But earnings results missed expectations and Hunt shares tumbled.
The Lowell-based trucking and logistics firm posted earnings of $125.5 million, up 6% from the same quarter a year ago, when millions in arbitration fees weighed on results.
Revenue rose 5% to $2.47 billion during the three months that ended Sept. 30.
In a conference call with analysts, J.B. Hunt executives indicated recent ups and downs with their businesses, including final-mile delivery profits driven by record demand as well as pressure and congestion on the supply side and delays from labor shortages in trucking and intermodal.
"We are all learning to live with the challenges presented by the pandemic," said John Roberts, president and chief executive officer.
Revenue, including fuel surcharges, rose because of a 28% increase in brokerage results. Final-mile, trucking and logistics results also grew. Intermodal, which accounts for about half of the company business, declined more than 2%.
Operating income grew more than 4% to $175.5 million compared with the same quarter last year. Broken out -- 62% came from intermodal, 46% came from logistics and a collective 3% came from final mile and trucking.

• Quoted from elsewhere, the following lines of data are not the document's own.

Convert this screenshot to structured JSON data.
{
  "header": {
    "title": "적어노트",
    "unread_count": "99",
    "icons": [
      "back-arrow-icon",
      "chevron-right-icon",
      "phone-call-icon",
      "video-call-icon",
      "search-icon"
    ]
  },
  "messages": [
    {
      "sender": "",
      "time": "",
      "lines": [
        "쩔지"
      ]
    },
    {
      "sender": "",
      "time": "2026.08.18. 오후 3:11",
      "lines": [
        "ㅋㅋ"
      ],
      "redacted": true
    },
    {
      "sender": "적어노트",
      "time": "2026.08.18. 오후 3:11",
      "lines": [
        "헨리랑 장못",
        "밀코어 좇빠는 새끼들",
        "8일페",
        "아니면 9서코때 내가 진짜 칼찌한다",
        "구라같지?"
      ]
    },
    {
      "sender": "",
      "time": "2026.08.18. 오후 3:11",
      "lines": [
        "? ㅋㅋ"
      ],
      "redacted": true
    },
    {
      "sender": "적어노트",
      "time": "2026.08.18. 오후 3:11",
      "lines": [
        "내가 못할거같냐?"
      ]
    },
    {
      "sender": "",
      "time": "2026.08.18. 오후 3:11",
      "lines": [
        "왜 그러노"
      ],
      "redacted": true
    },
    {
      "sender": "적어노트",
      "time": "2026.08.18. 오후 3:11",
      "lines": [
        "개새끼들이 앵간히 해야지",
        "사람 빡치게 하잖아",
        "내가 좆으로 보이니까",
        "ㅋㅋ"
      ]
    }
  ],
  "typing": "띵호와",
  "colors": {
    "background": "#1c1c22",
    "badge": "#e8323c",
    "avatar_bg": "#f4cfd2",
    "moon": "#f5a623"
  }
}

Total income was offset by an $18 million loss from the brokerage business.
Earnings per share of $1.18 fell short of Wall Street estimates of $1.30. Stephens Inc. expected $1.27 per share.

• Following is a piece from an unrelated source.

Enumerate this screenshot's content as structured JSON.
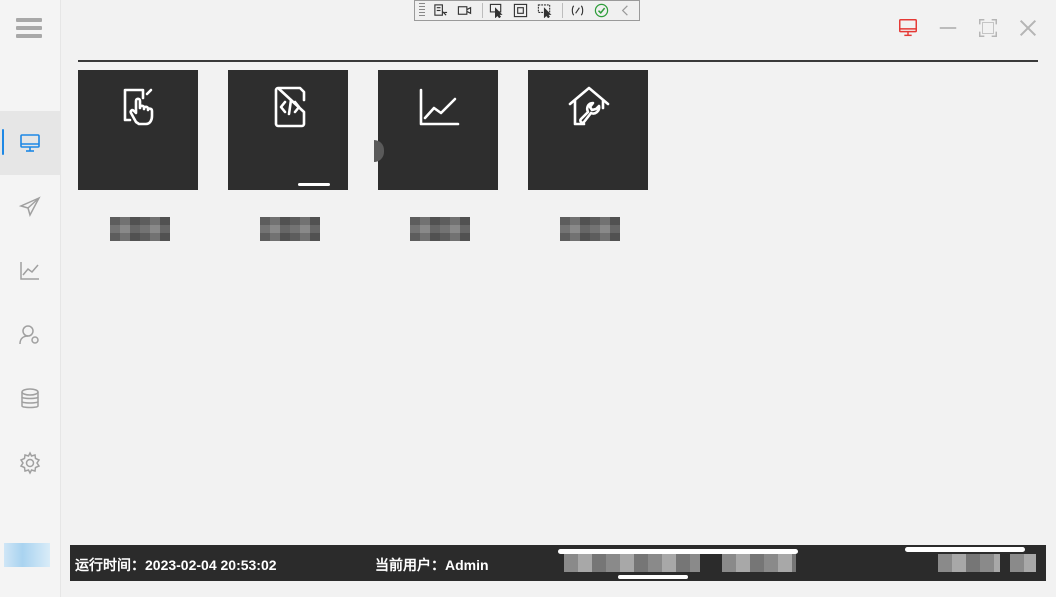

Stephens analyst Justin Long noted the miss came from J.B. Hunt's intermodal, or railway, business, which had extra costs from congestion and repositioning.
"[It] was a well known headwind (but hard to quantify)," Long said in a research brief.
The company said volumes in the quarter were "heavily constrained by rail congestion and service issues" that came from a "large and sudden increase in demand and intermittent labor challenges."
"We are not satisfied with these results," said Darren Field, executive vice president and president of intermodal.
The logistics business -- J.B. Hunt calls it Dedicated Contract Services -- saw increased productivity, reduced driver turnover and fewer startup costs, resulting in revenue of $553 million and income of $80.4 million, up from last year.
Final Mile Services, which does home delivery of big and bulky items such as furniture and appliances, posted record revenue of $182 million, up 22%. It also reported a profit of $2.1 million.
The brokerage business, called Integrated Capacity Solutions, had higher contractual and spot rates compared with last year and customer freight mix changes that led to revenue of $431 million, up 28%.
Trucking revenue increased 16% to $109 million with more load counts this year. At the end of the period, J.B. Hunt operated 1,713 tractors and 8,245 trailers compared with 1,896 and 6,826 a year ago, respectively.
Trucking income fell 55% to $2.9 million, however, as the company continues to invest in technology for the expansion of J.B. Hunt's 360box program.
J.B. Hunt was carrying $1.3 billion in debt at the end of the quarter, similar to last year. Its net capital expenditures are $449 million for the year so far, down from $587 million. The company had $319 million in cash and equivalents as of Sept. 30.
The company made no stock repurchases in the third quarter. J.B. Hunt had $520 million left under its share repurchase authorization and 105.7 million shares outstanding.
Overall, the executives said they were pleased with their workers and their commitment to customer service during one of the toughest transportation environments on record.
Shares fell more than 9%, or $13.80, to close Friday at $128.04.